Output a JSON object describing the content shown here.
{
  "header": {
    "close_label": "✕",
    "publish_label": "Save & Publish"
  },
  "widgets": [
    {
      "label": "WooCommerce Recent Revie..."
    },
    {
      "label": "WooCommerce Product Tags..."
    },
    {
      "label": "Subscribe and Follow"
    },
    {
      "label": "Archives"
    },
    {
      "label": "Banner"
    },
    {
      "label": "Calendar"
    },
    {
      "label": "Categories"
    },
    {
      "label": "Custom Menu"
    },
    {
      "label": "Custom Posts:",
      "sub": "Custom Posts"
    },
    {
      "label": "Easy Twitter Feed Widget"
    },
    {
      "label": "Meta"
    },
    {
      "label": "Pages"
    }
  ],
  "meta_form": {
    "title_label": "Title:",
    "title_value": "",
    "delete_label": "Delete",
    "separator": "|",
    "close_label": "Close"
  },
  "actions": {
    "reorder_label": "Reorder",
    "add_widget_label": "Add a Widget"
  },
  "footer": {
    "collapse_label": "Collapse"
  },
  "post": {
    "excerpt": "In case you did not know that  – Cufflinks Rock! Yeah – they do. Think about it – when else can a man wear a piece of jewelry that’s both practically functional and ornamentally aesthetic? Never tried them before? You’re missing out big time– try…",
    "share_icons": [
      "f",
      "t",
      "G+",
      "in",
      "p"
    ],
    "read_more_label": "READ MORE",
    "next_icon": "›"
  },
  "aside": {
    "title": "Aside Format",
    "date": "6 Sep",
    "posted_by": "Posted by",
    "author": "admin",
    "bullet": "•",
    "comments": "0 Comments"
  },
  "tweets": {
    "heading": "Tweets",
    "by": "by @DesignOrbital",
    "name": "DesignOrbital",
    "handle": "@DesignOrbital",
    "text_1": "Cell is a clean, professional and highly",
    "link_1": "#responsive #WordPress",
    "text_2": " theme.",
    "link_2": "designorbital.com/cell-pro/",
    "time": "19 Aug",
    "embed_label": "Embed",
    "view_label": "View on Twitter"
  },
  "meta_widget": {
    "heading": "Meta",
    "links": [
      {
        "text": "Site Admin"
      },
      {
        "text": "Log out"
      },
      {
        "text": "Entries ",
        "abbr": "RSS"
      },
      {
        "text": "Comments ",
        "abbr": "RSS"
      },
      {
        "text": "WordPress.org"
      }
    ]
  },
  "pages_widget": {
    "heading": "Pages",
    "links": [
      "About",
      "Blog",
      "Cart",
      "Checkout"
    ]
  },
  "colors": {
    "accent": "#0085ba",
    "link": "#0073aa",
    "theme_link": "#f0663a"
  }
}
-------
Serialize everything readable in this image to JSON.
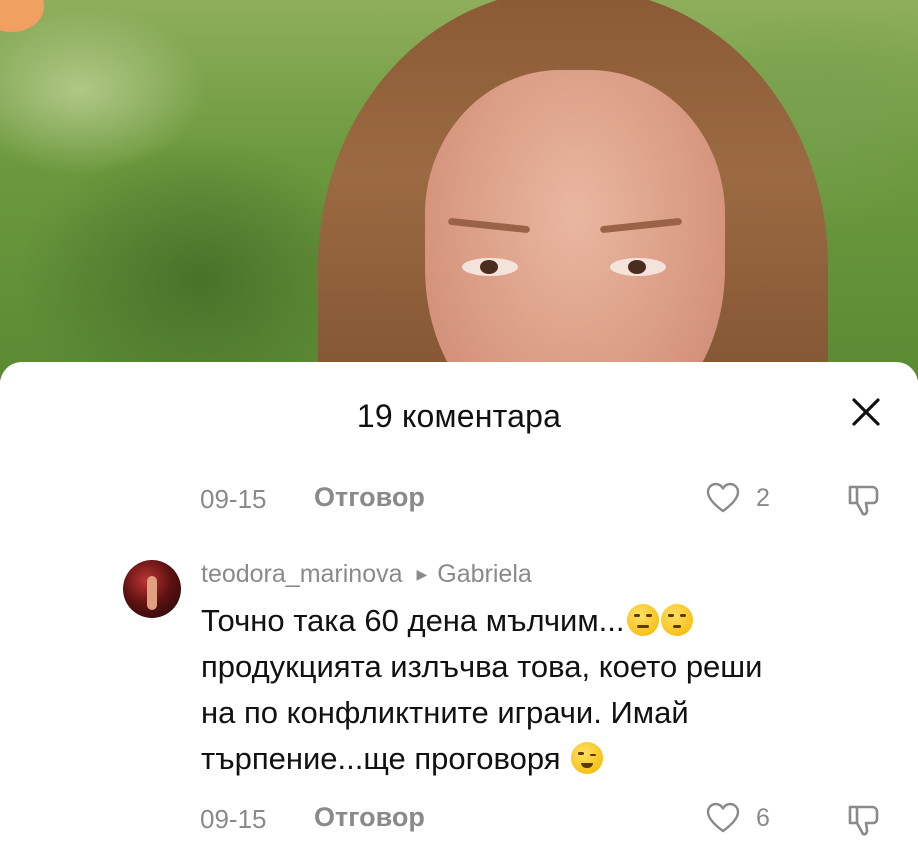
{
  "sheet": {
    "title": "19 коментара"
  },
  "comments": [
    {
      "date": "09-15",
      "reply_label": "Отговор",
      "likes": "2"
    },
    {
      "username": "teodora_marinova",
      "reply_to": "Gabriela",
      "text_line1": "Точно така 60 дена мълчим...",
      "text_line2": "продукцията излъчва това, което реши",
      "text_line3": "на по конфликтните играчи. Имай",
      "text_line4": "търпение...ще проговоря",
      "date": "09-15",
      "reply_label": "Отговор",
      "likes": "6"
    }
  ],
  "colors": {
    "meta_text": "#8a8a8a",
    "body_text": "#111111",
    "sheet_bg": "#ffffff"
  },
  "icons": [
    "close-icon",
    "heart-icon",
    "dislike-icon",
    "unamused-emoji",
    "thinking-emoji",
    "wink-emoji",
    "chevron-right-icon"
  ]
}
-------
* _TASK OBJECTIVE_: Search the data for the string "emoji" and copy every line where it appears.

* _RESPONSE TO THIS TASK_:
    "unamused-emoji",
    "thinking-emoji",
    "wink-emoji",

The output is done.